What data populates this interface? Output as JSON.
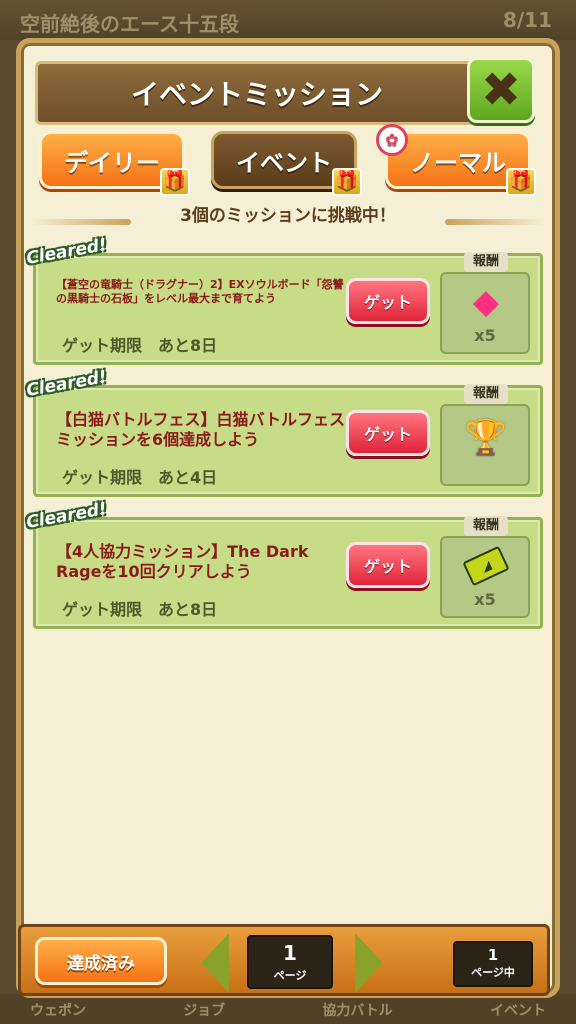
{
  "background": {
    "top_text": "空前絶後のエース十五段",
    "top_right": "8/11",
    "bottom_items": [
      "ウェポン",
      "ジョブ",
      "協力バトル",
      "イベント"
    ]
  },
  "header": {
    "title": "イベントミッション",
    "close_label": "✖"
  },
  "tabs": [
    {
      "label": "デイリー",
      "active": false
    },
    {
      "label": "イベント",
      "active": true
    },
    {
      "label": "ノーマル",
      "active": false
    }
  ],
  "status_text": "3個のミッションに挑戦中！",
  "missions": [
    {
      "cleared_label": "Cleared!",
      "description": "【蒼空の竜騎士（ドラグナー）2】EXソウルボード「怨讐の黒騎士の石板」をレベル最大まで育てよう",
      "deadline": "ゲット期限　あと8日",
      "get_label": "ゲット",
      "reward_label": "報酬",
      "reward_icon": "gem-icon",
      "reward_count": "x5"
    },
    {
      "cleared_label": "Cleared!",
      "description": "【白猫バトルフェス】白猫バトルフェスミッションを6個達成しよう",
      "deadline": "ゲット期限　あと4日",
      "get_label": "ゲット",
      "reward_label": "報酬",
      "reward_icon": "trophy-icon",
      "reward_count": ""
    },
    {
      "cleared_label": "Cleared!",
      "description": "【4人協力ミッション】The Dark Rageを10回クリアしよう",
      "deadline": "ゲット期限　あと8日",
      "get_label": "ゲット",
      "reward_label": "報酬",
      "reward_icon": "ticket-icon",
      "reward_count": "x5"
    }
  ],
  "footer": {
    "achieved_label": "達成済み",
    "page_number": "1",
    "page_label": "ページ",
    "total_number": "1",
    "total_label": "ページ中"
  },
  "colors": {
    "accent_orange": "#f47315",
    "mission_bg": "#c6dc86",
    "get_button": "#e0243a",
    "mission_text": "#8b1a1a"
  }
}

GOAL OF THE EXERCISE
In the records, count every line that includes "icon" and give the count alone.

TASK RESULT
3